Monday, February 1, 2016
Postmedia is a ‘cancer,’ Torstar? Go tell that to Guelph
That gem came from the front page of Toronto Star’s Saturday edition, promoting a column by business writer David Olive elsewhere in the paper. The column was titled, “The problem with Postmedia.” In 1,500 words, Olive explores the unfortunately precarious financial position of my company, slams us for having much of our corporate debt owned by U.S. investors, and offers some suggestions on how journalism could be funded going forward. He also seemed to be rather chuffed at the prospect that my company may one day be forced out of business, presumably meaning me and about a thousand of my buddies will soon be looking for work.
I get a lot of that, actually. As a columnist and editorial writer, me and those like me are the people taking the positions most likely to anger and offend people, who then write in just to tell us they hope we lose our jobs. I’ve never understood, though, why they feel that the vast majority of people I work with — photographers, sales people, HR managers, arts reviewers, court reporters — should also end up on the dole. I confess to some surprise that Olive, a fellow journalist, should also be among those apparently keen to see journalists lose their jobs. I wonder what our graphic artists and page designers ever did to piss him off.
Setting aside the nastiness, on the substance of the issues he raises, Olive has some fair points. Postmedia’s debt load is a concern — for me far more than him, I assure you. The fact that much of our debt is in U.S. currency, and the Canadian dollar has been tanking, is especially alarming. It’s fair game for him to note that. Olive misses a few key points, however, so key, in fact, I can’t help but feel as though the Star would rather they simply not be discussed.
Bluntly, Olive seems so concerned by the speck in Postmedia’s eye that he’s missed the beam in his own parent company’s, TorStar. Like Postmedia, TorStar is a large corporation that owns a variety of media properties. Like Postmedia, TorStar is under pressure thanks to the death of our traditional revenue source, print advertising. Like Postmedia, TorStar has recently announced that it will let people go — around 300, in fact, just in recent weeks. Unlike Postmedia, however, TorStar — unindebted, Canadian-owned TorStar — just folded an entire local newspaper.
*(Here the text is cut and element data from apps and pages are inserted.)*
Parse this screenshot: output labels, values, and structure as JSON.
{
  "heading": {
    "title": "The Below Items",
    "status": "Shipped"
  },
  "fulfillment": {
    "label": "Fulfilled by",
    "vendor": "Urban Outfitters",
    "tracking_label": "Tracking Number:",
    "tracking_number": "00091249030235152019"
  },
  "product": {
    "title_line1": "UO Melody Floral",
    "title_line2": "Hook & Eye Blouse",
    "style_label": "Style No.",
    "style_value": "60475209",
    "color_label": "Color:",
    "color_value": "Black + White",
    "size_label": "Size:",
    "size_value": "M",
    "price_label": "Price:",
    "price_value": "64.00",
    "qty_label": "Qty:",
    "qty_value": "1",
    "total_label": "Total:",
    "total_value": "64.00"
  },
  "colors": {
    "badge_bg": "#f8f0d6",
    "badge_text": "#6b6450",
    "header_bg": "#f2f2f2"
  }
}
The Guelph Mercury shut down its print edition and let go the entire newsroom last week, after almost 150 years, closed because TorStar couldn’t make money off it. It was a brutal blow to journalism in a city of more than 120,000 souls, with not an American hedge fund in sight. The 26 people who lost their jobs, casualties of TorStar’s “savage, non-stop cost cutting” (Olive’s words, about us), could be forgiven for wishing their paper had been one of the tumours Olive says Postmedia’s papers are. As bad as things have gotten, we’ve yet to kill an entire paper off.
His proposed solutions also seem little in favour within his own company. Olive suggests three future models for funding journalism: converting news orgs to charities or non-profits, community ownership, or direct government support of media. I won’t spend much time on these. All have merit as proposals, all also have drawbacks. None are what Olive’s own TorStar conglomerate is trying.
The Toronto Star, for instance, has been throwing a lot of resources at developing a new tablet-edition of its paper. Hopefully the effort will succeed — I have a lot of friends at the Star, and even just selfishly, would like to see a viable business model emerge somewhere. As the effort plays out, though, the Star is chopping jobs. Indeed, the Star’s tablet push is closely modelled on a similar move by La Presse — and that newsroom has shed 150 jobs as part of that transformation, including dozens in the newsroom.
For what it’s worth, I wish Olive, and his colleagues, well. The Star is my competitor, but I read it every day. Its journalists do great work, as do hundreds of Postmedia journalists who show up every day and do their best, even in these challenging times. It might make Olive feel better to call us names and wish we’d go away. It’s unfortunate, but I get it, and I hope he feels better having gotten all this off his chest. But now, if you’ll excuse me and my fellow Postmedia malignancies, it’s time to get back to work.